NEO-PIAGETIAN PERSPECTIVESKurt Fischer, Gisela Labouvie-Vief, William Damon
Fischer’s Skill Theory1. Fischer’s sequences are markers of the development of skills.2. Four Tiers: Reflex, Sensori- motor, representational, and abstract3. Each tier is in turn defined in terms of four levels Single Point: Demonstrate the skill to control specific actions Mappings: the ability to integrate and differentiate specific actions Systems: skills are coordinated into systems
Labouvie-Vief’s Theory of Adult Development1. Offers an extension of Piaget’s theory into the adult years2. Young adults reports are characterized as reflecting a “goal oriented individual whose evaluations are guided by achievement-oriented and conventional goals, values, and roles.3. Development across the adult years reflects an individual’s ability to reunite the dualities of mind and self. This takes place over a 5 step sequence: Concrete-presystemic level (behavioral action and psychological states) Interpersonal-protosystemic level (relationships and networks) Institutional-intrasystemic level (coordination of action and states) Contextual-intersystemic level (personal desire and institutional constraints) Dynamic inter-subjective (change & transformation)

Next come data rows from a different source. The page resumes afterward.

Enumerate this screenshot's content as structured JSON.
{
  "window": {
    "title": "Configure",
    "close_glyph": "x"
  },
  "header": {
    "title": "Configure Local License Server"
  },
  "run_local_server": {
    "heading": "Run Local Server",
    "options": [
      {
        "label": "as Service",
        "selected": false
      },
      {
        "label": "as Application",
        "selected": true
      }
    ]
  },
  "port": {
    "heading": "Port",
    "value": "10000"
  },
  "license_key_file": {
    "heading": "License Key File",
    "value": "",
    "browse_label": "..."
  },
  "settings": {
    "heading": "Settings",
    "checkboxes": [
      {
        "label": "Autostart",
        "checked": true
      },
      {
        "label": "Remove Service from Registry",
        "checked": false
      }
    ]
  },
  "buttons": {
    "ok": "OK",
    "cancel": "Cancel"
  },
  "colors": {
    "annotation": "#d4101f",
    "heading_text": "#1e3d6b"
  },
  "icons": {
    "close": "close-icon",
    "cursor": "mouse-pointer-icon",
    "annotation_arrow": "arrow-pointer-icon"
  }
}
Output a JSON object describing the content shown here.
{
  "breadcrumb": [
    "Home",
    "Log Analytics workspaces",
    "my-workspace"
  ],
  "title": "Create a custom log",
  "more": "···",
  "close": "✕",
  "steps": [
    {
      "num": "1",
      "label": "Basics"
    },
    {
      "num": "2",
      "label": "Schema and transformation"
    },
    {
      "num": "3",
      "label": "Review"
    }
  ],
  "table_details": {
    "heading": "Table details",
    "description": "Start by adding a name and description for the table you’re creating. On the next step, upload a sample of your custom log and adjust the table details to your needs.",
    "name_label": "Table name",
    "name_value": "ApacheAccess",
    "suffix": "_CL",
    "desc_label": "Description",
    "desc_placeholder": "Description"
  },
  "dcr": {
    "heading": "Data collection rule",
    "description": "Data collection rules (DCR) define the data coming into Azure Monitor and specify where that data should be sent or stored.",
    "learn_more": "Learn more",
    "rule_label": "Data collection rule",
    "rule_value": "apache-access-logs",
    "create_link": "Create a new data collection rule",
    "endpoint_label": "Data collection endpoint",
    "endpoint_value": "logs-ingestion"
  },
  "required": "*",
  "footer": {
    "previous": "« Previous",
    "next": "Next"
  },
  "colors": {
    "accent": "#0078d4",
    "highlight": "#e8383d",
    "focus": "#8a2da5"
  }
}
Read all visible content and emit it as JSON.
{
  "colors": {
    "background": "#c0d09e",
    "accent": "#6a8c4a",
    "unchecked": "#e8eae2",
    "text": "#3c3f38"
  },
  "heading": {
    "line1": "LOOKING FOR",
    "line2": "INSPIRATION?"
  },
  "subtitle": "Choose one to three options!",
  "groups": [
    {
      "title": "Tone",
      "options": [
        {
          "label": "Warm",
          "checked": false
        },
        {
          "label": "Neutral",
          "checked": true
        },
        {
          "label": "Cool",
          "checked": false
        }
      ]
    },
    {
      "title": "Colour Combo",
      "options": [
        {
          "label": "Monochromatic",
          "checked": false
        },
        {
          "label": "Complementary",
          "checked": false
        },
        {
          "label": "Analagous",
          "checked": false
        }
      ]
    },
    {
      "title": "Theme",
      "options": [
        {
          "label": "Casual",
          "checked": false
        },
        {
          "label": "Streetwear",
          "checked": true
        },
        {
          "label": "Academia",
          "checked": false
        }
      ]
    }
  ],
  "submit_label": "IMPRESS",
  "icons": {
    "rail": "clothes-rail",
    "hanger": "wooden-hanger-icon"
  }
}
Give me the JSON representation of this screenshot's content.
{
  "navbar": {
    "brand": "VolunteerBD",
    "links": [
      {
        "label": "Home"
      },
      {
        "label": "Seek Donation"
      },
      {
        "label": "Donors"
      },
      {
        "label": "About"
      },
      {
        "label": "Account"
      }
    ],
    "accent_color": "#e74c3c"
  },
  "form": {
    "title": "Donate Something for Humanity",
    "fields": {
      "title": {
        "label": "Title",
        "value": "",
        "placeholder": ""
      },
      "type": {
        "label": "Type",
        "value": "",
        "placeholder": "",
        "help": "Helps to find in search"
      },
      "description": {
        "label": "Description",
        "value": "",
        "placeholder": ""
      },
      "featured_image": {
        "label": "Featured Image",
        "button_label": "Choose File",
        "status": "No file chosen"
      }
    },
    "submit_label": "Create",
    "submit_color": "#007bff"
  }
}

Damon’s Moral Goals Model1. William Damon’s early research was focused on children’s understanding of moral issues such as friendship, equity, and authority. This was followed by work looking at children’s concept of self-understanding, and more recently, his work has focused on moral development during the adult years. He focuses on the interplay between thought and action.2. Damon’s findings with respect to children’s understanding of positive justice and obedience shows there is a developmental progression in these 2 moral issues3. Damon’s two dimensions of self-understanding are the self-as- subject and the self-as-object
Freud’s – Id, Ego, and Superego 1. Superego – arises out of the ego to deal with the child’s acceptance of the expectations of others as a regulator of his/her behavior. Recall easily available. 2. Ego – emerged from the ID as a way to cope with conflicts arising from the power struggles. Recall difficult. 3. ID – purpose is to gain pleasures, reduce tension. Recall impossible.